Records excerpted from a collection
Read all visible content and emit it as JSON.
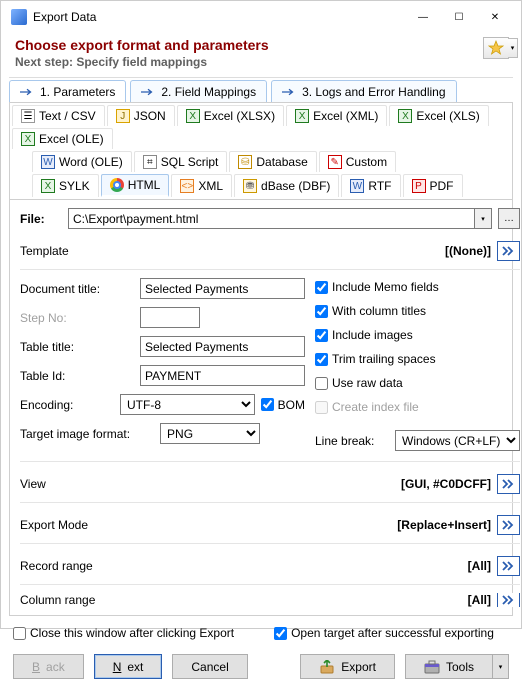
{
  "window": {
    "title": "Export Data"
  },
  "header": {
    "title": "Choose export format and parameters",
    "subtitle": "Next step: Specify field mappings"
  },
  "wizard_tabs": {
    "t1": "1. Parameters",
    "t2": "2. Field Mappings",
    "t3": "3. Logs and Error Handling"
  },
  "formats_row1": [
    {
      "key": "text",
      "label": "Text / CSV",
      "icon": "txt"
    },
    {
      "key": "json",
      "label": "JSON",
      "icon": "json"
    },
    {
      "key": "xlsx",
      "label": "Excel (XLSX)",
      "icon": "xlsx"
    },
    {
      "key": "xml",
      "label": "Excel (XML)",
      "icon": "xlsx"
    },
    {
      "key": "xls",
      "label": "Excel (XLS)",
      "icon": "xls"
    },
    {
      "key": "ole",
      "label": "Excel (OLE)",
      "icon": "xls"
    }
  ],
  "formats_row2": [
    {
      "key": "wordole",
      "label": "Word (OLE)",
      "icon": "word"
    },
    {
      "key": "sql",
      "label": "SQL Script",
      "icon": "sql"
    },
    {
      "key": "db",
      "label": "Database",
      "icon": "db"
    },
    {
      "key": "custom",
      "label": "Custom",
      "icon": "custom"
    }
  ],
  "formats_row3": [
    {
      "key": "sylk",
      "label": "SYLK",
      "icon": "sylk"
    },
    {
      "key": "html",
      "label": "HTML",
      "icon": "html",
      "active": true
    },
    {
      "key": "xmlf",
      "label": "XML",
      "icon": "xml"
    },
    {
      "key": "dbf",
      "label": "dBase (DBF)",
      "icon": "dbf"
    },
    {
      "key": "rtf",
      "label": "RTF",
      "icon": "rtf"
    },
    {
      "key": "pdf",
      "label": "PDF",
      "icon": "pdf"
    }
  ],
  "form": {
    "file_label": "File:",
    "file_value": "C:\\Export\\payment.html",
    "template_label": "Template",
    "template_value": "[(None)]",
    "doc_title_label": "Document title:",
    "doc_title_value": "Selected Payments",
    "step_no_label": "Step No:",
    "step_no_value": "",
    "table_title_label": "Table title:",
    "table_title_value": "Selected Payments",
    "table_id_label": "Table Id:",
    "table_id_value": "PAYMENT",
    "encoding_label": "Encoding:",
    "encoding_value": "UTF-8",
    "bom_label": "BOM",
    "target_img_label": "Target image format:",
    "target_img_value": "PNG",
    "checks": {
      "memo": "Include Memo fields",
      "cols": "With column titles",
      "imgs": "Include images",
      "trim": "Trim trailing spaces",
      "raw": "Use raw data",
      "idx": "Create index file"
    },
    "linebreak_label": "Line break:",
    "linebreak_value": "Windows (CR+LF)",
    "view_label": "View",
    "view_value": "[GUI, #C0DCFF]",
    "mode_label": "Export Mode",
    "mode_value": "[Replace+Insert]",
    "rec_label": "Record range",
    "rec_value": "[All]",
    "col_label": "Column range",
    "col_value": "[All]"
  },
  "footer": {
    "close_after": "Close this window after clicking Export",
    "open_after": "Open target after successful exporting"
  },
  "buttons": {
    "back": "Back",
    "next": "Next",
    "cancel": "Cancel",
    "export": "Export",
    "tools": "Tools"
  }
}
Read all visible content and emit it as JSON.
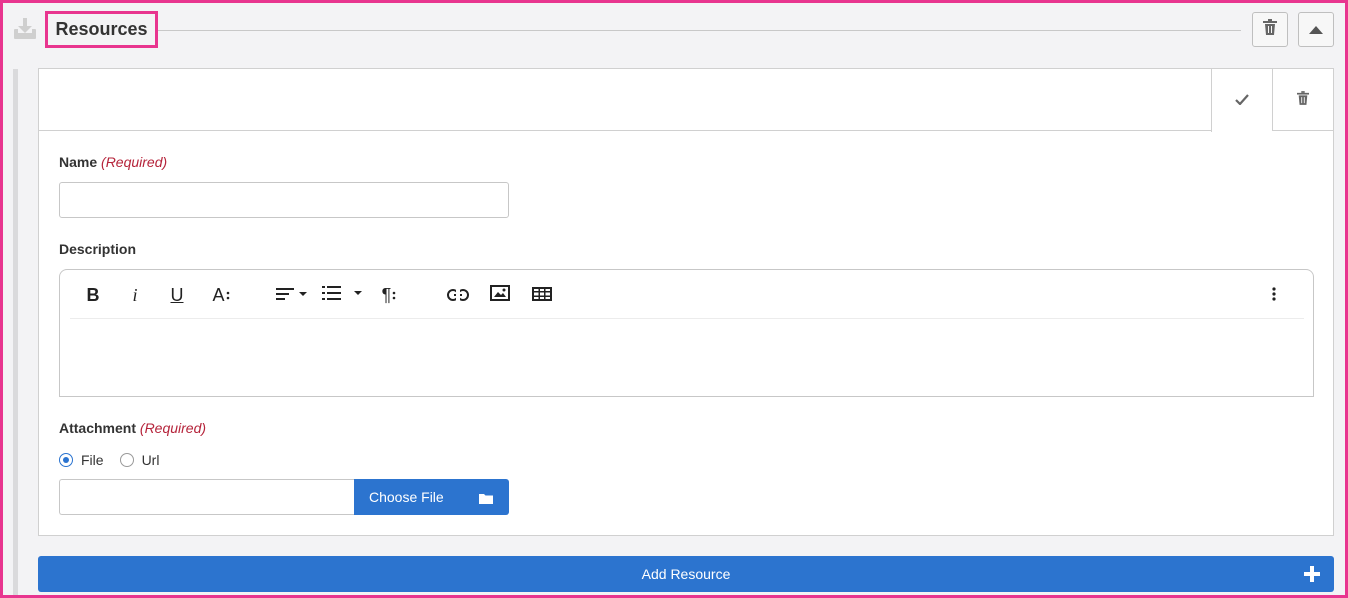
{
  "section": {
    "title": "Resources",
    "icons": {
      "download": "download-tray-icon",
      "delete": "trash-icon",
      "collapse": "caret-up-icon"
    }
  },
  "item": {
    "header_actions": {
      "confirm_icon": "check-icon",
      "delete_icon": "trash-icon"
    },
    "name": {
      "label": "Name",
      "required": "(Required)",
      "value": "",
      "placeholder": ""
    },
    "description": {
      "label": "Description",
      "toolbar": [
        "bold",
        "italic",
        "underline",
        "font-size",
        "align",
        "list",
        "paragraph-format",
        "link",
        "image",
        "table",
        "more"
      ],
      "glyphs": {
        "bold": "B",
        "italic": "i",
        "underline": "U",
        "font_size": "A",
        "paragraph": "¶"
      },
      "value": ""
    },
    "attachment": {
      "label": "Attachment",
      "required": "(Required)",
      "options": [
        "File",
        "Url"
      ],
      "selected": "File",
      "file_value": "",
      "choose_label": "Choose File"
    }
  },
  "add_button": {
    "label": "Add Resource"
  },
  "colors": {
    "accent": "#2c74cf",
    "highlight": "#e8358f",
    "required": "#b5233a"
  }
}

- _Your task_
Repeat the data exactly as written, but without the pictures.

- _Solution for this exercise_
Read all visible content and emit it as JSON.
{
  "window": {
    "title": "Export Data"
  },
  "header": {
    "title": "Choose export format and parameters",
    "subtitle": "Next step: Specify field mappings"
  },
  "wizard_tabs": {
    "t1": "1. Parameters",
    "t2": "2. Field Mappings",
    "t3": "3. Logs and Error Handling"
  },
  "formats_row1": [
    {
      "key": "text",
      "label": "Text / CSV",
      "icon": "txt"
    },
    {
      "key": "json",
      "label": "JSON",
      "icon": "json"
    },
    {
      "key": "xlsx",
      "label": "Excel (XLSX)",
      "icon": "xlsx"
    },
    {
      "key": "xml",
      "label": "Excel (XML)",
      "icon": "xlsx"
    },
    {
      "key": "xls",
      "label": "Excel (XLS)",
      "icon": "xls"
    },
    {
      "key": "ole",
      "label": "Excel (OLE)",
      "icon": "xls"
    }
  ],
  "formats_row2": [
    {
      "key": "wordole",
      "label": "Word (OLE)",
      "icon": "word"
    },
    {
      "key": "sql",
      "label": "SQL Script",
      "icon": "sql"
    },
    {
      "key": "db",
      "label": "Database",
      "icon": "db"
    },
    {
      "key": "custom",
      "label": "Custom",
      "icon": "custom"
    }
  ],
  "formats_row3": [
    {
      "key": "sylk",
      "label": "SYLK",
      "icon": "sylk"
    },
    {
      "key": "html",
      "label": "HTML",
      "icon": "html",
      "active": true
    },
    {
      "key": "xmlf",
      "label": "XML",
      "icon": "xml"
    },
    {
      "key": "dbf",
      "label": "dBase (DBF)",
      "icon": "dbf"
    },
    {
      "key": "rtf",
      "label": "RTF",
      "icon": "rtf"
    },
    {
      "key": "pdf",
      "label": "PDF",
      "icon": "pdf"
    }
  ],
  "form": {
    "file_label": "File:",
    "file_value": "C:\\Export\\payment.html",
    "template_label": "Template",
    "template_value": "[(None)]",
    "doc_title_label": "Document title:",
    "doc_title_value": "Selected Payments",
    "step_no_label": "Step No:",
    "step_no_value": "",
    "table_title_label": "Table title:",
    "table_title_value": "Selected Payments",
    "table_id_label": "Table Id:",
    "table_id_value": "PAYMENT",
    "encoding_label": "Encoding:",
    "encoding_value": "UTF-8",
    "bom_label": "BOM",
    "target_img_label": "Target image format:",
    "target_img_value": "PNG",
    "checks": {
      "memo": "Include Memo fields",
      "cols": "With column titles",
      "imgs": "Include images",
      "trim": "Trim trailing spaces",
      "raw": "Use raw data",
      "idx": "Create index file"
    },
    "linebreak_label": "Line break:",
    "linebreak_value": "Windows (CR+LF)",
    "view_label": "View",
    "view_value": "[GUI, #C0DCFF]",
    "mode_label": "Export Mode",
    "mode_value": "[Replace+Insert]",
    "rec_label": "Record range",
    "rec_value": "[All]",
    "col_label": "Column range",
    "col_value": "[All]"
  },
  "footer": {
    "close_after": "Close this window after clicking Export",
    "open_after": "Open target after successful exporting"
  },
  "buttons": {
    "back": "Back",
    "next": "Next",
    "cancel": "Cancel",
    "export": "Export",
    "tools": "Tools"
  }
}
Read all visible content and emit it as JSON.
{
  "section": {
    "title": "Resources",
    "icons": {
      "download": "download-tray-icon",
      "delete": "trash-icon",
      "collapse": "caret-up-icon"
    }
  },
  "item": {
    "header_actions": {
      "confirm_icon": "check-icon",
      "delete_icon": "trash-icon"
    },
    "name": {
      "label": "Name",
      "required": "(Required)",
      "value": "",
      "placeholder": ""
    },
    "description": {
      "label": "Description",
      "toolbar": [
        "bold",
        "italic",
        "underline",
        "font-size",
        "align",
        "list",
        "paragraph-format",
        "link",
        "image",
        "table",
        "more"
      ],
      "glyphs": {
        "bold": "B",
        "italic": "i",
        "underline": "U",
        "font_size": "A",
        "paragraph": "¶"
      },
      "value": ""
    },
    "attachment": {
      "label": "Attachment",
      "required": "(Required)",
      "options": [
        "File",
        "Url"
      ],
      "selected": "File",
      "file_value": "",
      "choose_label": "Choose File"
    }
  },
  "add_button": {
    "label": "Add Resource"
  },
  "colors": {
    "accent": "#2c74cf",
    "highlight": "#e8358f",
    "required": "#b5233a"
  }
}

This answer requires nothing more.